In the past year-and-a-half, we have witnessed dramatic shifts in consumer behavior and seen companies nimbly shift gears with varying levels of success.
For brands to succeed today, they need to find ways to address the challenges women face. Making up half of the population, women are key influencers across the globe. And the reality is that women still shoulder most of the household responsibilities.
Today, access to information is unprecedented, consumers are empowered to make smarter buying decisions and marketers have amassed immense quantities of data about consumers. Technology has transformed many industries permanently, but perhaps none as much as marketing.
Marketers need to think more strategically beyond cheap tricks, making things pink, or adding female icons to labels to reach women.
The only metric that never changes is sales, which begs the question: Will we eventually see an industrywide guarantee on sales?
There’s a new retail revolution underway, and it’s going to affect the global food industry in ways the market hasn’t seen before. The revolution comes at the hand of store-branded products, which continue to gain share across all major geographies around the globe.
Neuroscience shows us that, when used correctly, music can put viewers and listeners in a more positive mood, leading to a greater reliance on intuition and a reduction in both critical thought and focus on detail.
How many things can you say for certain that you're paying attention to, or even seeing, at any given moment? Our brains just aren’t good at recalling the kinds of details marketers need to evaluate their efforts in a complex world. That’s where the right neuroscience tools can help.
Nielsen Sports' latest report examines not only the rising interest in para-sports and the Paralympics, its growing status as a media product and how the Games already works for partners, but also notes the opportunity it provides to change attitudes – and, critically, what that might mean for...

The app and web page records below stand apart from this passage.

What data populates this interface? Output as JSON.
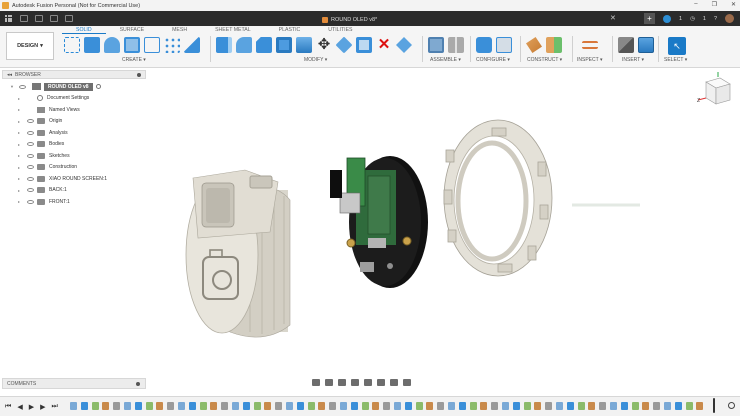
{
  "window": {
    "title": "Autodesk Fusion Personal (Not for Commercial Use)",
    "controls": [
      "–",
      "❐",
      "✕"
    ]
  },
  "tabbar": {
    "document_tab": "ROUND OLED v8*",
    "right_badges": [
      "1",
      "1"
    ]
  },
  "toolbar": {
    "workspace": "DESIGN",
    "tabs": [
      "SOLID",
      "SURFACE",
      "MESH",
      "SHEET METAL",
      "PLASTIC",
      "UTILITIES"
    ],
    "active_tab": "SOLID",
    "groups": [
      "CREATE",
      "MODIFY",
      "ASSEMBLE",
      "CONFIGURE",
      "CONSTRUCT",
      "INSPECT",
      "INSERT",
      "SELECT"
    ]
  },
  "browser": {
    "title": "BROWSER",
    "root": "ROUND OLED v8",
    "items": [
      "Document Settings",
      "Named Views",
      "Origin",
      "Analysis",
      "Bodies",
      "Sketches",
      "Construction",
      "XIAO ROUND SCREEN:1",
      "BACK:1",
      "FRONT:1"
    ]
  },
  "comments": {
    "title": "COMMENTS"
  },
  "colors": {
    "accent": "#1a7ac7",
    "tabbar_bg": "#2b2b2b",
    "model_beige": "#e6e3da",
    "pcb_green": "#3f7a4a"
  },
  "icons": [
    "apps-grid-icon",
    "search-icon",
    "gear-icon",
    "eye-icon",
    "folder-icon",
    "play-icon",
    "view-cube-icon"
  ]
}
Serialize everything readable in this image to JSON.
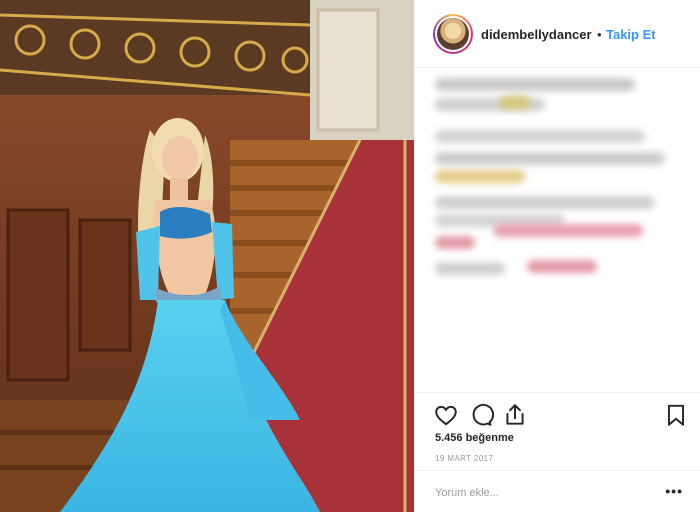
{
  "post": {
    "username": "didembellydancer",
    "separator": "•",
    "follow_label": "Takip Et",
    "likes": "5.456 beğenme",
    "date": "19 MART 2017",
    "comment_placeholder": "Yorum ekle...",
    "more_label": "•••"
  },
  "icons": {
    "like": "heart-icon",
    "comment": "comment-icon",
    "share": "share-icon",
    "save": "bookmark-icon"
  },
  "colors": {
    "link_blue": "#3897f0",
    "text": "#262626",
    "muted": "#999999",
    "dress": "#4fc3e8"
  }
}
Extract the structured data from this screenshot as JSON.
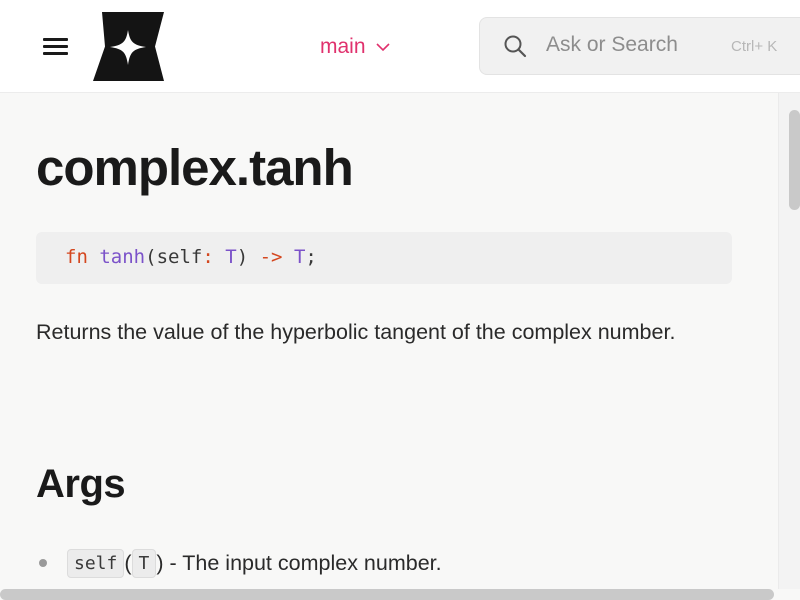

In a recent survey, Nielsen asked corporate leaders and the general public to describe the current state of corporate social responsibility. The gap in perceptions between the two groups is striking. So what’s driving the gap?